CRISPR/Cas9 has been shown to be a breakthrough gene editing technology as it enables relatively easy modification of targeted genome sequences. It has become an essential tool in drug discovery research and has application across other fields, according to Ricoh in a company press release. The CRISPR technology is “so new” that UK Medicines and Healthcare products Regulatory Agency’s (MHRA’s) approval of Casgevy in November 2023 “caused quite a stir in both the medical and pharmaceutical worlds” (1,2). Alongside FDA’s approval of Casgevy in December 2023, the regulatory authorities’ approvals mark a significant turning point in the biopharma industry (3,4). Casgevy is the first therapeutic based on CRISPR/Cas9 gene-editing technology to be approved by regulatory authorities anywhere in the world (4).

As part of Ricoh’s strategy with its recent moves, the company is aiming to predict the mechanism of action of drug candidates for patients with varied genetic backgrounds. The goal is to improve the speed and efficiency with which messenger RNA (mRNA) is designed; the company plans to achieve this goal by combining certain core technologies with the CRISPR/Cas9 genome editing technology. In 2022, the company completed the acquisition of Baltimore, Md.-based Elixirgen Scientific (5), whose core technologies enable the rapid and efficient differentiation of human induced pluripotent stem cells as well as the design, production, and management of mRNA.


By manipulating the genetic editing of cells to enhance or diminish specific functions, it thus becomes possible to create highly reliable disease models, including models for rare diseases. Ricoh expects that such an advancement will lead to shorter drug development timelines and increased success rates, according to the company press release. Meanwhile, following through on its acquisition of Elixirgen Scientific, Ricoh has been expanding the application areas for that company’s technology through its expertise in digital and artificial intelligence technologies.

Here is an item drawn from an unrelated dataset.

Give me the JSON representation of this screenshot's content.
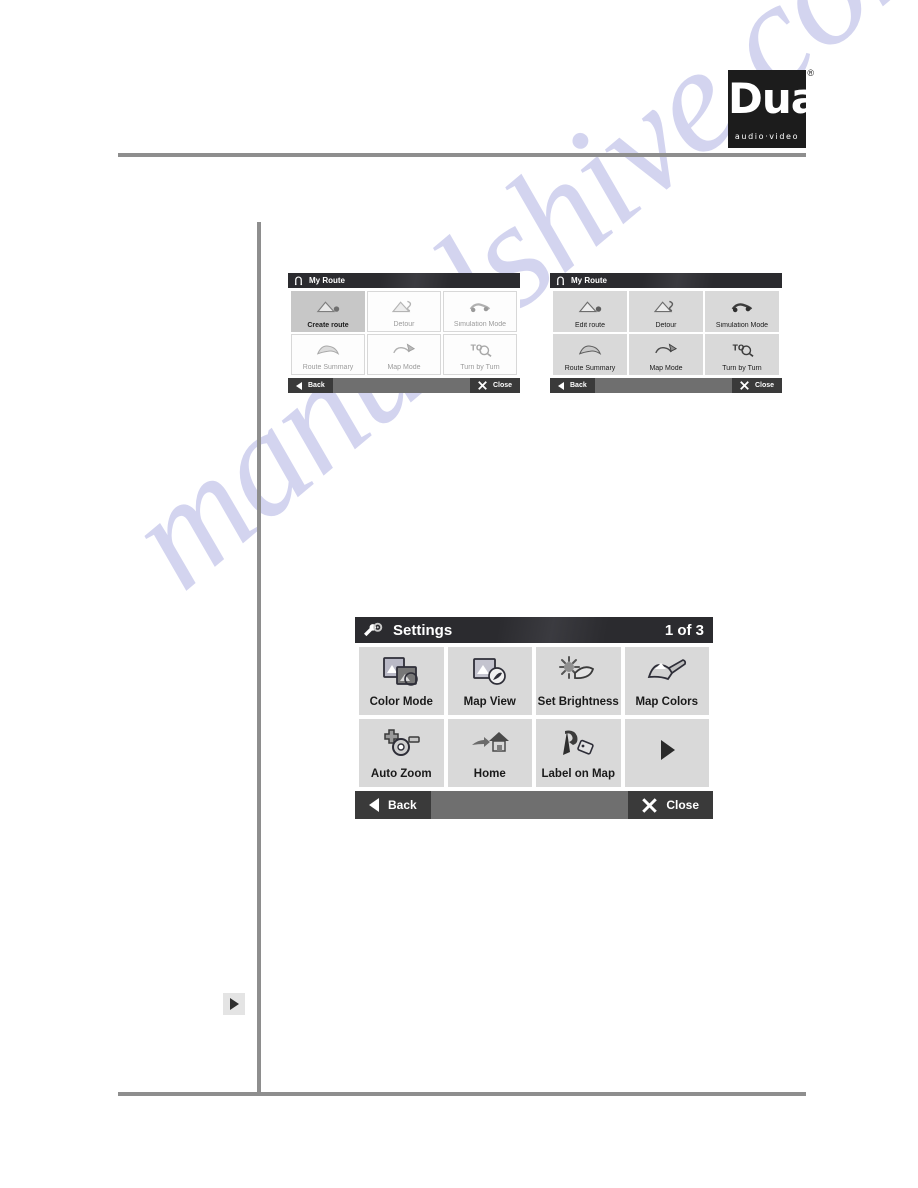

1. Spivey, C. New Medicines, Markets, and Manufacture: CRISPR for Sickle Cell Disease and β-thalassemia. Pharm. Technol. online, Nov. 30, 2023.
2. Vertex Pharmaceuticals. Vertex and CRISPR Therapeutics Announce Authorization of the First CRISPR/Cas9 Gene-Edited Therapy, CASGEVY (exagamglogene autotemcel), by the United Kingdom MHRA for the Treatment of Sickle Cell Disease and Transfusion-Dependent Beta Thalassemia. Press Release, Nov. 16, 2023.
3. FDA. FDA Approves First Gene Therapies to Treat Patients with Sickle Cell Disease. Press Release, Dec. 8, 2023.
4. Mirasol, F. Milestone Approval to Steady Stream, Gene Editing Revs Up. BioPharm Int. 2024, 37 (2), 16–19,25.
5. Ricoh. Ricoh to Strengthen Support for Drug Discovery Services Using mRNA. Press Release, May 17, 2022.

Source: Ricoh